Progressive Teachers Union of Zimbabwe (PTUZ) says learners who are sitting for the national examinations this year should be given first preference when schools resume.
Schools were forced to close early in response to the threat posed by the COVID-19 pandemic.
There is uncertainty as to when schools migh reopen as the country is on lockdown in a bid to contain the spread of the deadly virus.
In a statement, PTUZ national coordinator Harison Mudzuri said learners who are writing examinations should be allowed to open earlier than the rest of other learners as measures to maintain social distancing at schools.
Social distancing is one of the measures recommended by the World Health Organisation (WHO) to contain the spread to the COVID-19.
People are expected to maintain a distance of at least 2 meters from the next person.
“PTUZ believes that deliberate attention must be given to exam classes, Grade 7, Form 4 and Upper 6. These may be allowed to open earlier. We suggest that if exam classes open two or three weeks before other classes, they can occupy the whole school and teachers from non-exam classes can be deployed to teach extra created classes. Provided they are treated as frontline workers,” said Mudzuri.
“Under these circumstances, social distancing can be respected as all classrooms can be occupied by the exam classes only”.
He said the lifting of the lockdown in the country will not mitigate the disastrous effect of COVID-19.

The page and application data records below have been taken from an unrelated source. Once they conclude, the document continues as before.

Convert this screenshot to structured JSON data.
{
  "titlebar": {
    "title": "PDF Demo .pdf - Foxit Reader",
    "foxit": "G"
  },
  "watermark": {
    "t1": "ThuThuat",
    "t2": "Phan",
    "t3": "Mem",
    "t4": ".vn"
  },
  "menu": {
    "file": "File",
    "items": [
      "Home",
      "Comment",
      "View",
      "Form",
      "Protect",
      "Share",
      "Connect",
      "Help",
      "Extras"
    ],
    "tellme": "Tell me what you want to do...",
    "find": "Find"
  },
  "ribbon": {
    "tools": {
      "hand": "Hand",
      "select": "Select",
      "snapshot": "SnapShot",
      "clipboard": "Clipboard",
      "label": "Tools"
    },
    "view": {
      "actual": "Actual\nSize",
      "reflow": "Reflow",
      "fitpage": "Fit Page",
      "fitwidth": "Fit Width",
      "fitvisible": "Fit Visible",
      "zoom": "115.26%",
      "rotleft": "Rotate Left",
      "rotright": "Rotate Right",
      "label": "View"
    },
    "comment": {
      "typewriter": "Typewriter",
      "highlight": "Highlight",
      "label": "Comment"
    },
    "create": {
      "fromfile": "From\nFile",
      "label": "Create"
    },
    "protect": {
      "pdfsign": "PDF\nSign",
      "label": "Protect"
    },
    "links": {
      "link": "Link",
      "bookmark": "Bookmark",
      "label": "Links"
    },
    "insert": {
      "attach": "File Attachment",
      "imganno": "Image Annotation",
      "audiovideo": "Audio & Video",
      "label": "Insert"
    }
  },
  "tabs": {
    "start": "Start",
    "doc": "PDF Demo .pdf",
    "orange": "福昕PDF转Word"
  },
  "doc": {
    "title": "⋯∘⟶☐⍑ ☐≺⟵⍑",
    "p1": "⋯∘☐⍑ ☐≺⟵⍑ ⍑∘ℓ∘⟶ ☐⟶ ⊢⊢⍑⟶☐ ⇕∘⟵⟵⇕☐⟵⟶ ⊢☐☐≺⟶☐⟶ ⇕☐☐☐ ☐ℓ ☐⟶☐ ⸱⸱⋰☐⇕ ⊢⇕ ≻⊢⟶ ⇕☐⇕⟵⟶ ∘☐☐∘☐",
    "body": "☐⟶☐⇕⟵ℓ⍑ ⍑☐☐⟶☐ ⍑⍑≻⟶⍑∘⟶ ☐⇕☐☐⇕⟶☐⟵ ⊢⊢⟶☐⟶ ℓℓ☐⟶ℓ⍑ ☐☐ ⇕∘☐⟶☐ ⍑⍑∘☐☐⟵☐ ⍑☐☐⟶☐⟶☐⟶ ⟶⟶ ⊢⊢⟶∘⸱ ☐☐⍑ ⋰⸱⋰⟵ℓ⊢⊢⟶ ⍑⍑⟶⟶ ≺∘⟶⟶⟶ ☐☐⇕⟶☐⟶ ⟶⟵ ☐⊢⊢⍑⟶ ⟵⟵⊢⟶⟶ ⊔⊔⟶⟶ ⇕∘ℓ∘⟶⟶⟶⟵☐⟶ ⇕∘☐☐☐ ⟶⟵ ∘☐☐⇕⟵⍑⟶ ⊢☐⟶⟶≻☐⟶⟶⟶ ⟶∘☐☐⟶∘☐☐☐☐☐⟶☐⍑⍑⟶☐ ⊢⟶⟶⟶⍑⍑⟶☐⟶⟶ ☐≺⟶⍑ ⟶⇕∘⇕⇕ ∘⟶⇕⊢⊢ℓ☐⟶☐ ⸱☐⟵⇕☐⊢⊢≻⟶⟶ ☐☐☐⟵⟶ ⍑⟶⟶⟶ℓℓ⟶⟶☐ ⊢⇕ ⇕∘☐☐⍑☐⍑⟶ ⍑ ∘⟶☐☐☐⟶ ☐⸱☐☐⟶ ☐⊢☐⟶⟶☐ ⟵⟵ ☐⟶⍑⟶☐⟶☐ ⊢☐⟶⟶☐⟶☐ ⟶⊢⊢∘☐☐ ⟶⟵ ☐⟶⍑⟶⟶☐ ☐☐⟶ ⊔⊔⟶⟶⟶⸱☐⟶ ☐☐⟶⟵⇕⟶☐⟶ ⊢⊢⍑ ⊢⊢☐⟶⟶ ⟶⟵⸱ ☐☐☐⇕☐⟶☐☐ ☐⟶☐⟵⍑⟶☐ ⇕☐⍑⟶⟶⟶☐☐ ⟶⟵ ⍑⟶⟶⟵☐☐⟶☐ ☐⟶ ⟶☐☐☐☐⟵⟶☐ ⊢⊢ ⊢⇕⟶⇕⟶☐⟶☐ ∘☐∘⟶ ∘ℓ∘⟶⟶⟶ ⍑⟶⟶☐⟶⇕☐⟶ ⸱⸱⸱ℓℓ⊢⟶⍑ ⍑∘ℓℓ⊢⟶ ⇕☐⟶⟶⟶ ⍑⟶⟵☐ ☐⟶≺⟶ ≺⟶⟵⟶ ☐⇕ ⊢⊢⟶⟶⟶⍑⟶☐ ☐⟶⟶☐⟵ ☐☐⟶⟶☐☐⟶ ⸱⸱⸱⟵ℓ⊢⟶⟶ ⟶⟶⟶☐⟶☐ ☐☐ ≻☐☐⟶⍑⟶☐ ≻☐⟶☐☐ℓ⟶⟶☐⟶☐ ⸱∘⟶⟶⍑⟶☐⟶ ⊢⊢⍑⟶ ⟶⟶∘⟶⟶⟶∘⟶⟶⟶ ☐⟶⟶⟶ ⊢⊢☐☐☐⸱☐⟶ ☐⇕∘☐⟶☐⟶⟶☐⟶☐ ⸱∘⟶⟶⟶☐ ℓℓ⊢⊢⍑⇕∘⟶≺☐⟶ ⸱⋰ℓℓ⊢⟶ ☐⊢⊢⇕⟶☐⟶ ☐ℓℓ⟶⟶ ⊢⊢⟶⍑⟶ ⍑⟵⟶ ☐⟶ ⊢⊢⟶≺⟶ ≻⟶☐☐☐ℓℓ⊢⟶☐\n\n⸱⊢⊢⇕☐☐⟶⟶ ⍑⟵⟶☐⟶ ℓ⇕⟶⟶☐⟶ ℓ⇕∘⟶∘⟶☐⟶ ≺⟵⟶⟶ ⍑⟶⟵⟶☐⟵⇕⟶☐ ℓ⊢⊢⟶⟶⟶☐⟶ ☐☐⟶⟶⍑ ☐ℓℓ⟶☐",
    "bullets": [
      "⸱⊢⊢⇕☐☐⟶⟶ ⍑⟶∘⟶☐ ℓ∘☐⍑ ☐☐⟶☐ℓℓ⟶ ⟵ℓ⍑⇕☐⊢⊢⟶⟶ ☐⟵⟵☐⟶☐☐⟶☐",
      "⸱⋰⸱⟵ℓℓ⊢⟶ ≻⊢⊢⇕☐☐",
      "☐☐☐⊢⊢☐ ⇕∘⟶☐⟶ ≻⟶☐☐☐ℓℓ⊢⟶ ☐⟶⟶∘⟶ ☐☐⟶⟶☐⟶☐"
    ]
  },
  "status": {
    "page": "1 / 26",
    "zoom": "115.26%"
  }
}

“The coronavirus has devastating impacts on several departments in our nation, the education sector included. Whether the national lockdown is going to be lifted earlier or later, does not mitigate the disastrous effects of COVID 19 and the government needs to respond in an appropriate manner,” said Mudzuri.
Mudzuri added social distancing will be a challenge at most schools in the country due to the teacher-pupil ratio.
“In Zimbabwe schools are places where social distancing is not applicable given the current challenges inherent in the education sector, Teacher-pupil ratio is frightening, with the best schools having 1:30 and the worst classes having more than 100 learners.
“To expect pupils to be a meter away from each other means that thousands of schools must be constructed before schools open or that more than half the learners do not attend schools when they eventually open,” he said.
“As PTUZ we suggest the teacher-pupil ratio be reduced to a healthy 1:15. It is only with such a ration that we can talk of social distance”.
Speaking to CITE, PTUZ secretary-general Raymond Majongwe said there is a need to talk about the issue of teacher-pupil safety before talking about school opening.
“We hope our government is thinking ahead we don’t want people to just talk about reopening schools without addressing the issue of teacher and pupil safety,” said Majongwe.
Meanwhile, the Amalgamated Rural Teachers Union of Zimbabwe president Obert Masaraure said schools should only open when the coronavirus has been fully contained.
“Teachers and learners should be tested before going back to school. Our schools should be disinfected, sanitizers should be readily available and social distancing should be practiced in schools.
“If we cannot afford this as a nation then it is better to keep schools closed until we are certain that the virus has been contained,” said Masaraure.